International Coffee Partners (ICP) in Ethiopia

Active since 2019

Current project phase until 2023

Ethiopia is the largest coffee producer in Africa and the country of origin of Arabica coffee. Coffee is the country’s most important export commodity and has been part of the Ethiopian culture for generations. Approximately 2,2 million smallholder families are engaged in coffee production with coffee as their main cash crop. Many of these smallholder farmers face a range of economic, social and environmental problems which threaten their livelihoods and jeopardize the development of the individual farms.

The current project is located in coffee-growing areas in the Amhara region. ICP in Ethiopia focuses on improving smallholder coffee farmer families livelihoods including their economic situation by:

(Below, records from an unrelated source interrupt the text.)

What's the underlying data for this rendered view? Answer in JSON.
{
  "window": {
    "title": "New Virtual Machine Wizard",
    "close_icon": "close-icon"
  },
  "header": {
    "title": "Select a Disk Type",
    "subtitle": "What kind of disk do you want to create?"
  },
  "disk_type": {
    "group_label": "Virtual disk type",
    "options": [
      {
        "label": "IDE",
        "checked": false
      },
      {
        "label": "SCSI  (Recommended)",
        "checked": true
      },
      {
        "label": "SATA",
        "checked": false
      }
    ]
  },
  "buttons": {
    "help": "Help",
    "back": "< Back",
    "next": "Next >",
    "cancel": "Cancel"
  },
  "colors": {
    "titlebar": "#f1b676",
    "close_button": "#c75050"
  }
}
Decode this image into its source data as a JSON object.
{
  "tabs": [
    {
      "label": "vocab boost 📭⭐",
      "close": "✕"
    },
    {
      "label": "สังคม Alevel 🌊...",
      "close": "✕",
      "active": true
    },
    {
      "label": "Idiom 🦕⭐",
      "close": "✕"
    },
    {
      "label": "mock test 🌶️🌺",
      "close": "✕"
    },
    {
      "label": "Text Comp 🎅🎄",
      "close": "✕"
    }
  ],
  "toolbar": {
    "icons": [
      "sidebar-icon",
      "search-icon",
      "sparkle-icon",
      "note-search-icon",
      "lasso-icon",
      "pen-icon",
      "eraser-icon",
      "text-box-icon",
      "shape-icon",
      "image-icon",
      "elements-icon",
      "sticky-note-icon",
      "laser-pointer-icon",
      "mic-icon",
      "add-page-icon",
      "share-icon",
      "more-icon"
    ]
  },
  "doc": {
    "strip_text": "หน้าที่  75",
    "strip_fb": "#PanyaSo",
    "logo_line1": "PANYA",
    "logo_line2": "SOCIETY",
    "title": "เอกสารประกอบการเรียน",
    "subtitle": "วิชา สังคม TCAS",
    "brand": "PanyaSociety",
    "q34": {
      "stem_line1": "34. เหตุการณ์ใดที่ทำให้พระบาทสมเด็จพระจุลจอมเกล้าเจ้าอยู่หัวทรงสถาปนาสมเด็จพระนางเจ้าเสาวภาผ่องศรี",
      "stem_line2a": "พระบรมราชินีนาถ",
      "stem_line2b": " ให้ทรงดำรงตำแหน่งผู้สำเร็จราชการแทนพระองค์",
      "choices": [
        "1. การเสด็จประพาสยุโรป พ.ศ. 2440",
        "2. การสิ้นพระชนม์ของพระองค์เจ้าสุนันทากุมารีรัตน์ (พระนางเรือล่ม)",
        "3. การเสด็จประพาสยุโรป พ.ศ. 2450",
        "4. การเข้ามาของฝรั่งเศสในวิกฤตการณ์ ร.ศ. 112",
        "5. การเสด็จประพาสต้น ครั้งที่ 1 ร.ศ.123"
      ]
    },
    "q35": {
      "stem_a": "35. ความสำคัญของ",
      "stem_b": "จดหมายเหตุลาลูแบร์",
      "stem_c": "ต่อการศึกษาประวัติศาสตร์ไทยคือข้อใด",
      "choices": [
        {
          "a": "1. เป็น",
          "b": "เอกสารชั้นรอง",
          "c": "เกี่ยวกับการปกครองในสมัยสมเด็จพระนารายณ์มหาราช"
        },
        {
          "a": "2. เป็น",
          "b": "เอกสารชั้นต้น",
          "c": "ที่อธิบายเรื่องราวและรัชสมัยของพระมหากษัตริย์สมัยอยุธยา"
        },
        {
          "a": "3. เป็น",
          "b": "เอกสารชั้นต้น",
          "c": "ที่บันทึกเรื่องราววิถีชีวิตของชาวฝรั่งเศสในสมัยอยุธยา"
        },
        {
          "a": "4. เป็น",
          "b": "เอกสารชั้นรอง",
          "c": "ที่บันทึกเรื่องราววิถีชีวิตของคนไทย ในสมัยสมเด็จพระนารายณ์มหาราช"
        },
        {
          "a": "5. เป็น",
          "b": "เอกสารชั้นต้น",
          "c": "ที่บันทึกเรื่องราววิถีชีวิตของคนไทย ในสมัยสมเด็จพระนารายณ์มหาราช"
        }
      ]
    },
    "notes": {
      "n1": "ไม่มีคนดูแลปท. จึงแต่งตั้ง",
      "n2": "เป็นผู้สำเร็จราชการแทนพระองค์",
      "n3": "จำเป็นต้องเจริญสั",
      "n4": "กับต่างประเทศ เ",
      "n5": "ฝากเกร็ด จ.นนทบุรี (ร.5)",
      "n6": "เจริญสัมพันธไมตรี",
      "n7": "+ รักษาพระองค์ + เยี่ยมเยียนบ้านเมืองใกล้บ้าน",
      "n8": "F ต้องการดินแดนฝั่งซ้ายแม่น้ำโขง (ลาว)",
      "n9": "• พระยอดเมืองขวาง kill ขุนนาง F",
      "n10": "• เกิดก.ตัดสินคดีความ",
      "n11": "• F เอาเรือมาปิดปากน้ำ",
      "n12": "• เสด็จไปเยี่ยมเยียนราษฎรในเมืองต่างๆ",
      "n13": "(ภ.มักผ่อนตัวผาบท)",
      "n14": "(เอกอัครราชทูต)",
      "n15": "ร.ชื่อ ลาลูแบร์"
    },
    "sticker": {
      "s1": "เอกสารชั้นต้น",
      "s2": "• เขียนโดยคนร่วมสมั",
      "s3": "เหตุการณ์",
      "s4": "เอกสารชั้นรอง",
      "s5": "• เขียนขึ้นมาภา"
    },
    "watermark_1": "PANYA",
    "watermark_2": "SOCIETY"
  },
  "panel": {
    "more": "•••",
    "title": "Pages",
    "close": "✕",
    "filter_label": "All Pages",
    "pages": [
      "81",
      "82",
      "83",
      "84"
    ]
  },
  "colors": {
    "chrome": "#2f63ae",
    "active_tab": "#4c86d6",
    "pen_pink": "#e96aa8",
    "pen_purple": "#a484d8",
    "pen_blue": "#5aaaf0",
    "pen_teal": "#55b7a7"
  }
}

– promoting coffee farmers adaptive capacity to climate change,
– supporting farmer organizations and its apex organization,
– promoting gender equality in Farmer Cooperatives and at household level,
– starting the support of youth groups in income generating activities along the coffee value chain.

This ICP project continues the work of a first phase that was funded by the Lavazza Foundation, The Löfbergs Family Foundation, Hanns R. Neumann Stiftung (HRNS) and the Austrian Development Agency (ADA).

Map of Ethiopia and Africa

Since 2010, ICP has implemented projects in several coffee producing regions in Africa. Click the following button to view all past projects and access the attached final reports:

Achievements since first project started:

Farmer Organizations ICP worked with

Total households reached

Active Farmer Field Schools

Area under target crop (Arabica):
1,156 ha

Total household members reached:

Total impacted farmland

Current project phase – Coffee Alliances for Ethiopia (CAFE)

Improve the livelihoods of smallholder coffee farming households by:

  • Enhancing coffee farmers production and adding value of coffee and other crops in a sustainable way,
  • Increase smallholder coffee farmers resilience to climate change,
  • Increasing gender equality by addressing it at all levels of the intervention,
  • Supporting efficient and inclusive farmer organizations.

To further develop activities to strengthen the adaptation to changing climatic conditions the initiative for coffee&climate (c&c) approach is incorporated into the project. Through the work of c&c in Ethiopia, coffee farming households are supported to improve their adaptive capacity to climate change. The ICP project in Ethiopia also offers training on diversifying production system.

The project also aims to improve gender relations in farming households. The unequal distribution of disposable income and workload between women and men in smallholder families is addressed through couple seminars. The objective is to achieve a fairer and more efficient use of the available resources through joint planning and decision-making. Further, the ICP project promotes the involvement of women in leadership positions in farmer organizations through awareness-raising and targeted training measures. As a pilot measure, the project also supports youth groups in the establishment of economically independent nurseries for coffee seedlings with improved properties. Moreover, the project contributes to the professionalization of 23 Coffee Farmer Cooperatives and the Amhara Coffee Farmers’ Cooperative Union (ACFCU), the apex organization for the cooperatives.

Farmer Testimonial:

Emebet and Birhanu Mekonnen

The quality of our coffee was questionable. During the project, we professionalized coffee production. We are encouraged by the outcome and acquired additional coffee land and now we manage more than 2 hectares – 2.5 times of what we had before. We are supplying high-quality coffee for the export market through our cooperative. Change also happened in the household. We are planning together and take decisions on household issues including coffee marketing, saving money, spending money together. We are respecting each other’s ideas as well as caring for one another.

Find out how coffee farmers in Ethiopia are dealing with lost harvests due to Covid-19: